#### WORK REQUIRED
From the line containing "Convert this screenshot" through the last line of the records below, output every line exactly, both ends included, except the pictures.

============

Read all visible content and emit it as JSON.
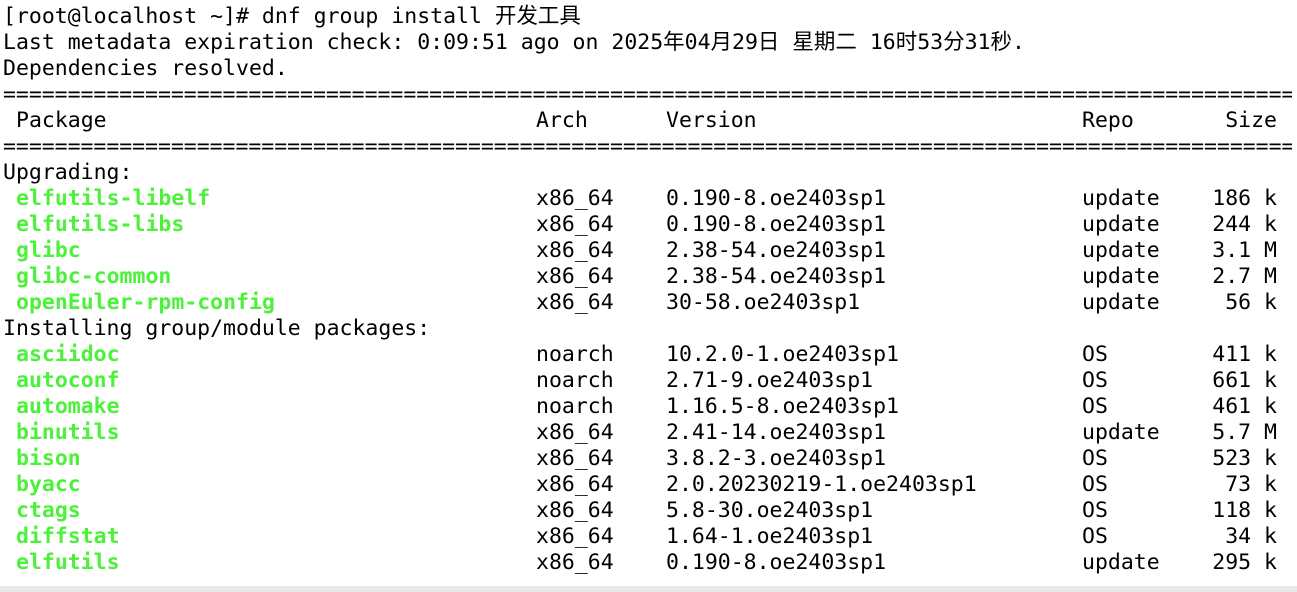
{
  "terminal": {
    "prompt": "[root@localhost ~]# dnf group install 开发工具",
    "metadata_line": "Last metadata expiration check: 0:09:51 ago on 2025年04月29日 星期二 16时53分31秒.",
    "deps_line": "Dependencies resolved.",
    "separator": "====================================================================================================",
    "header": {
      "package": "Package",
      "arch": "Arch",
      "version": "Version",
      "repo": "Repo",
      "size": "Size"
    },
    "sections": [
      {
        "title": "Upgrading:",
        "rows": [
          {
            "package": "elfutils-libelf",
            "arch": "x86_64",
            "version": "0.190-8.oe2403sp1",
            "repo": "update",
            "size": "186 k"
          },
          {
            "package": "elfutils-libs",
            "arch": "x86_64",
            "version": "0.190-8.oe2403sp1",
            "repo": "update",
            "size": "244 k"
          },
          {
            "package": "glibc",
            "arch": "x86_64",
            "version": "2.38-54.oe2403sp1",
            "repo": "update",
            "size": "3.1 M"
          },
          {
            "package": "glibc-common",
            "arch": "x86_64",
            "version": "2.38-54.oe2403sp1",
            "repo": "update",
            "size": "2.7 M"
          },
          {
            "package": "openEuler-rpm-config",
            "arch": "x86_64",
            "version": "30-58.oe2403sp1",
            "repo": "update",
            "size": "56 k"
          }
        ]
      },
      {
        "title": "Installing group/module packages:",
        "rows": [
          {
            "package": "asciidoc",
            "arch": "noarch",
            "version": "10.2.0-1.oe2403sp1",
            "repo": "OS",
            "size": "411 k"
          },
          {
            "package": "autoconf",
            "arch": "noarch",
            "version": "2.71-9.oe2403sp1",
            "repo": "OS",
            "size": "661 k"
          },
          {
            "package": "automake",
            "arch": "noarch",
            "version": "1.16.5-8.oe2403sp1",
            "repo": "OS",
            "size": "461 k"
          },
          {
            "package": "binutils",
            "arch": "x86_64",
            "version": "2.41-14.oe2403sp1",
            "repo": "update",
            "size": "5.7 M"
          },
          {
            "package": "bison",
            "arch": "x86_64",
            "version": "3.8.2-3.oe2403sp1",
            "repo": "OS",
            "size": "523 k"
          },
          {
            "package": "byacc",
            "arch": "x86_64",
            "version": "2.0.20230219-1.oe2403sp1",
            "repo": "OS",
            "size": "73 k"
          },
          {
            "package": "ctags",
            "arch": "x86_64",
            "version": "5.8-30.oe2403sp1",
            "repo": "OS",
            "size": "118 k"
          },
          {
            "package": "diffstat",
            "arch": "x86_64",
            "version": "1.64-1.oe2403sp1",
            "repo": "OS",
            "size": "34 k"
          },
          {
            "package": "elfutils",
            "arch": "x86_64",
            "version": "0.190-8.oe2403sp1",
            "repo": "update",
            "size": "295 k"
          }
        ]
      }
    ]
  }
}
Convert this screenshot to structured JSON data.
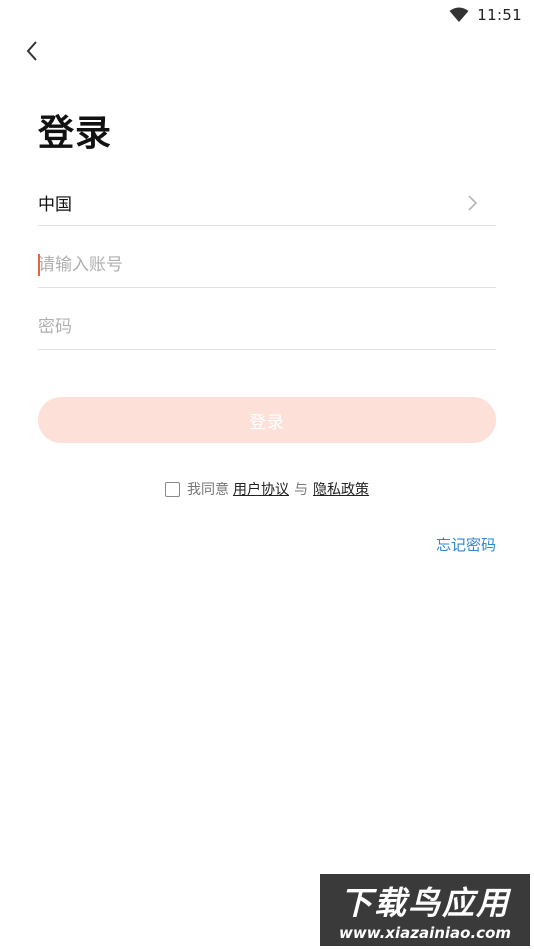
{
  "status_bar": {
    "time": "11:51",
    "wifi_icon": "wifi-icon"
  },
  "nav": {
    "back_icon": "chevron-left-icon"
  },
  "page": {
    "title": "登录"
  },
  "form": {
    "country": {
      "label": "中国",
      "icon": "chevron-right-icon"
    },
    "account": {
      "placeholder": "请输入账号",
      "value": ""
    },
    "password": {
      "placeholder": "密码",
      "value": ""
    },
    "login_label": "登录"
  },
  "agreement": {
    "checked": false,
    "prefix": "我同意",
    "user_agreement": "用户协议",
    "separator": "与",
    "privacy_policy": "隐私政策"
  },
  "forgot_password": "忘记密码",
  "watermark": {
    "title": "下载鸟应用",
    "url": "www.xiazainiao.com"
  },
  "colors": {
    "accent": "#e8643c",
    "button_disabled": "#fde0d7",
    "link": "#2f86d6"
  }
}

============

#### RESULT
Convert this screenshot to structured JSON data.
{
  "status_bar": {
    "time": "11:51",
    "wifi_icon": "wifi-icon"
  },
  "nav": {
    "back_icon": "chevron-left-icon"
  },
  "page": {
    "title": "登录"
  },
  "form": {
    "country": {
      "label": "中国",
      "icon": "chevron-right-icon"
    },
    "account": {
      "placeholder": "请输入账号",
      "value": ""
    },
    "password": {
      "placeholder": "密码",
      "value": ""
    },
    "login_label": "登录"
  },
  "agreement": {
    "checked": false,
    "prefix": "我同意",
    "user_agreement": "用户协议",
    "separator": "与",
    "privacy_policy": "隐私政策"
  },
  "forgot_password": "忘记密码",
  "watermark": {
    "title": "下载鸟应用",
    "url": "www.xiazainiao.com"
  },
  "colors": {
    "accent": "#e8643c",
    "button_disabled": "#fde0d7",
    "link": "#2f86d6"
  }
}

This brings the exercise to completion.